[PROVIDED RECORDS Boundary: Start]

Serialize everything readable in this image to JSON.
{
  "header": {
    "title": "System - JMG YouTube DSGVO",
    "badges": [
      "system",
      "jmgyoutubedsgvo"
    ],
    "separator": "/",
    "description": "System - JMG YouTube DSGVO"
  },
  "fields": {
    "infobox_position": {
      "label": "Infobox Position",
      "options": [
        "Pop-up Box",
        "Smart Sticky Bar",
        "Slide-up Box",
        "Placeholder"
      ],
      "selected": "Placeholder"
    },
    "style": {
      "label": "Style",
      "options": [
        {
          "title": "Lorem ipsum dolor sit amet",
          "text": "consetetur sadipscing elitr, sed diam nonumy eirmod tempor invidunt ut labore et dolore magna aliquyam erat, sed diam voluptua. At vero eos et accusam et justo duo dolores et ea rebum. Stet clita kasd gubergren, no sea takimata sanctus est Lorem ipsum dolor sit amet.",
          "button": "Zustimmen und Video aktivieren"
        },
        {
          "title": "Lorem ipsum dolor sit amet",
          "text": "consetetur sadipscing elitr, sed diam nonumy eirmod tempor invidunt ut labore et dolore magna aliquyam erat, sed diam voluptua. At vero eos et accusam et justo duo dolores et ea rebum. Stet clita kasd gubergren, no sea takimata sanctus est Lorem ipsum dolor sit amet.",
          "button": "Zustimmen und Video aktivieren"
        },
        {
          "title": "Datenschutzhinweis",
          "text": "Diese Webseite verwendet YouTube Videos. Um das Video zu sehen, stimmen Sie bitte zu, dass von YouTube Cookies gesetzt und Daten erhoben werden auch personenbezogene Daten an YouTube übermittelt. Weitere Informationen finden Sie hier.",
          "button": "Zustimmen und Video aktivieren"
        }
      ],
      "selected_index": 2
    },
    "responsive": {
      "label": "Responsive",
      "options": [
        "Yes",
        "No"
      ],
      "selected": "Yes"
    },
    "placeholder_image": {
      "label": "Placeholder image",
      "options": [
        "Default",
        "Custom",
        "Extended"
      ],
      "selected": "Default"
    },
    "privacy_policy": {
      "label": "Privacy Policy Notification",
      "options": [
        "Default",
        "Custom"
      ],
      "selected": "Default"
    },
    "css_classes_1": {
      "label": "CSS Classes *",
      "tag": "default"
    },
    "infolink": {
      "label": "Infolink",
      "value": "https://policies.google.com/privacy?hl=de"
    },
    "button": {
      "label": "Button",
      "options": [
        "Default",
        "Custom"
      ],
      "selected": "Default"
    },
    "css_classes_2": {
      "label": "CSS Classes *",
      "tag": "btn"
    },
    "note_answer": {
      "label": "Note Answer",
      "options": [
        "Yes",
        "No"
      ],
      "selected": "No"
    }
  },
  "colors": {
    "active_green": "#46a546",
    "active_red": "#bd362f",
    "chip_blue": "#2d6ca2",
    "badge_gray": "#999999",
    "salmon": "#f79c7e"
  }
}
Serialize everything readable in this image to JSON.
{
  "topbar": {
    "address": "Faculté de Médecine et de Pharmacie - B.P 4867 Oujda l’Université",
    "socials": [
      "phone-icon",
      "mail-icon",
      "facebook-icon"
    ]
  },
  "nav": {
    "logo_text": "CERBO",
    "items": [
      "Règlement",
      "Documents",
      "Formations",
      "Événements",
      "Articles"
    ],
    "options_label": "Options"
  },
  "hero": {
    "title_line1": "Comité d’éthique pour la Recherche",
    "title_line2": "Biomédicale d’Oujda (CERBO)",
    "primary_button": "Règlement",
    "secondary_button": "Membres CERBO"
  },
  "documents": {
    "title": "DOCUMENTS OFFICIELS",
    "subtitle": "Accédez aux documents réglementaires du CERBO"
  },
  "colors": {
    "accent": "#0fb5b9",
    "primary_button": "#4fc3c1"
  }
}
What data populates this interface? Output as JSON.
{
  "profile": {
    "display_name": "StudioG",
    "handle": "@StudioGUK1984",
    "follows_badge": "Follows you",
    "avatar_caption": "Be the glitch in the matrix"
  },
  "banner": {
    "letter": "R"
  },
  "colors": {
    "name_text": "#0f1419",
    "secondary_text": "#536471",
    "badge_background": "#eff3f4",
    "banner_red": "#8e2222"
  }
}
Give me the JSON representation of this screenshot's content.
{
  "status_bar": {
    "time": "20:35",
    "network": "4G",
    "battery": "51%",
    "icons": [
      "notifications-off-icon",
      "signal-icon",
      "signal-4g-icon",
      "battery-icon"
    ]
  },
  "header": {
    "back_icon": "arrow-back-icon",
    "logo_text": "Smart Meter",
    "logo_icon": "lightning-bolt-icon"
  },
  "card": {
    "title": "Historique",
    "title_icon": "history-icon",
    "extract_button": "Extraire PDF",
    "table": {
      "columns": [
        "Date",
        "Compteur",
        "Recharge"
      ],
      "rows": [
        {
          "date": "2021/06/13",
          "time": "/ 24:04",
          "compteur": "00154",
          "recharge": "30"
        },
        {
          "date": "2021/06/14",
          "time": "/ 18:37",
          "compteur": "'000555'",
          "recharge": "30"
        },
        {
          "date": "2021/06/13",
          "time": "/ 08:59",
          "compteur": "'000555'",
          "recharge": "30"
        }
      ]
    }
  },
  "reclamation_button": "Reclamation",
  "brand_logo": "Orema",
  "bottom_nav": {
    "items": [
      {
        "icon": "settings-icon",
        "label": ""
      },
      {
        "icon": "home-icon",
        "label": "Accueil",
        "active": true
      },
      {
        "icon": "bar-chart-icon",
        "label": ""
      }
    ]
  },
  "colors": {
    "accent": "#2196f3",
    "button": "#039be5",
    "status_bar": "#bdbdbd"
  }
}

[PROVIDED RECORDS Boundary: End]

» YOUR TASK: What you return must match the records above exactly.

» ANSWER AREA:
Serialize everything readable in this image to JSON.
{
  "header": {
    "title": "System - JMG YouTube DSGVO",
    "badges": [
      "system",
      "jmgyoutubedsgvo"
    ],
    "separator": "/",
    "description": "System - JMG YouTube DSGVO"
  },
  "fields": {
    "infobox_position": {
      "label": "Infobox Position",
      "options": [
        "Pop-up Box",
        "Smart Sticky Bar",
        "Slide-up Box",
        "Placeholder"
      ],
      "selected": "Placeholder"
    },
    "style": {
      "label": "Style",
      "options": [
        {
          "title": "Lorem ipsum dolor sit amet",
          "text": "consetetur sadipscing elitr, sed diam nonumy eirmod tempor invidunt ut labore et dolore magna aliquyam erat, sed diam voluptua. At vero eos et accusam et justo duo dolores et ea rebum. Stet clita kasd gubergren, no sea takimata sanctus est Lorem ipsum dolor sit amet.",
          "button": "Zustimmen und Video aktivieren"
        },
        {
          "title": "Lorem ipsum dolor sit amet",
          "text": "consetetur sadipscing elitr, sed diam nonumy eirmod tempor invidunt ut labore et dolore magna aliquyam erat, sed diam voluptua. At vero eos et accusam et justo duo dolores et ea rebum. Stet clita kasd gubergren, no sea takimata sanctus est Lorem ipsum dolor sit amet.",
          "button": "Zustimmen und Video aktivieren"
        },
        {
          "title": "Datenschutzhinweis",
          "text": "Diese Webseite verwendet YouTube Videos. Um das Video zu sehen, stimmen Sie bitte zu, dass von YouTube Cookies gesetzt und Daten erhoben werden auch personenbezogene Daten an YouTube übermittelt. Weitere Informationen finden Sie hier.",
          "button": "Zustimmen und Video aktivieren"
        }
      ],
      "selected_index": 2
    },
    "responsive": {
      "label": "Responsive",
      "options": [
        "Yes",
        "No"
      ],
      "selected": "Yes"
    },
    "placeholder_image": {
      "label": "Placeholder image",
      "options": [
        "Default",
        "Custom",
        "Extended"
      ],
      "selected": "Default"
    },
    "privacy_policy": {
      "label": "Privacy Policy Notification",
      "options": [
        "Default",
        "Custom"
      ],
      "selected": "Default"
    },
    "css_classes_1": {
      "label": "CSS Classes *",
      "tag": "default"
    },
    "infolink": {
      "label": "Infolink",
      "value": "https://policies.google.com/privacy?hl=de"
    },
    "button": {
      "label": "Button",
      "options": [
        "Default",
        "Custom"
      ],
      "selected": "Default"
    },
    "css_classes_2": {
      "label": "CSS Classes *",
      "tag": "btn"
    },
    "note_answer": {
      "label": "Note Answer",
      "options": [
        "Yes",
        "No"
      ],
      "selected": "No"
    }
  },
  "colors": {
    "active_green": "#46a546",
    "active_red": "#bd362f",
    "chip_blue": "#2d6ca2",
    "badge_gray": "#999999",
    "salmon": "#f79c7e"
  }
}
Serialize everything readable in this image to JSON.
{
  "topbar": {
    "address": "Faculté de Médecine et de Pharmacie - B.P 4867 Oujda l’Université",
    "socials": [
      "phone-icon",
      "mail-icon",
      "facebook-icon"
    ]
  },
  "nav": {
    "logo_text": "CERBO",
    "items": [
      "Règlement",
      "Documents",
      "Formations",
      "Événements",
      "Articles"
    ],
    "options_label": "Options"
  },
  "hero": {
    "title_line1": "Comité d’éthique pour la Recherche",
    "title_line2": "Biomédicale d’Oujda (CERBO)",
    "primary_button": "Règlement",
    "secondary_button": "Membres CERBO"
  },
  "documents": {
    "title": "DOCUMENTS OFFICIELS",
    "subtitle": "Accédez aux documents réglementaires du CERBO"
  },
  "colors": {
    "accent": "#0fb5b9",
    "primary_button": "#4fc3c1"
  }
}
What data populates this interface? Output as JSON.
{
  "profile": {
    "display_name": "StudioG",
    "handle": "@StudioGUK1984",
    "follows_badge": "Follows you",
    "avatar_caption": "Be the glitch in the matrix"
  },
  "banner": {
    "letter": "R"
  },
  "colors": {
    "name_text": "#0f1419",
    "secondary_text": "#536471",
    "badge_background": "#eff3f4",
    "banner_red": "#8e2222"
  }
}
Give me the JSON representation of this screenshot's content.
{
  "status_bar": {
    "time": "20:35",
    "network": "4G",
    "battery": "51%",
    "icons": [
      "notifications-off-icon",
      "signal-icon",
      "signal-4g-icon",
      "battery-icon"
    ]
  },
  "header": {
    "back_icon": "arrow-back-icon",
    "logo_text": "Smart Meter",
    "logo_icon": "lightning-bolt-icon"
  },
  "card": {
    "title": "Historique",
    "title_icon": "history-icon",
    "extract_button": "Extraire PDF",
    "table": {
      "columns": [
        "Date",
        "Compteur",
        "Recharge"
      ],
      "rows": [
        {
          "date": "2021/06/13",
          "time": "/ 24:04",
          "compteur": "00154",
          "recharge": "30"
        },
        {
          "date": "2021/06/14",
          "time": "/ 18:37",
          "compteur": "'000555'",
          "recharge": "30"
        },
        {
          "date": "2021/06/13",
          "time": "/ 08:59",
          "compteur": "'000555'",
          "recharge": "30"
        }
      ]
    }
  },
  "reclamation_button": "Reclamation",
  "brand_logo": "Orema",
  "bottom_nav": {
    "items": [
      {
        "icon": "settings-icon",
        "label": ""
      },
      {
        "icon": "home-icon",
        "label": "Accueil",
        "active": true
      },
      {
        "icon": "bar-chart-icon",
        "label": ""
      }
    ]
  },
  "colors": {
    "accent": "#2196f3",
    "button": "#039be5",
    "status_bar": "#bdbdbd"
  }
}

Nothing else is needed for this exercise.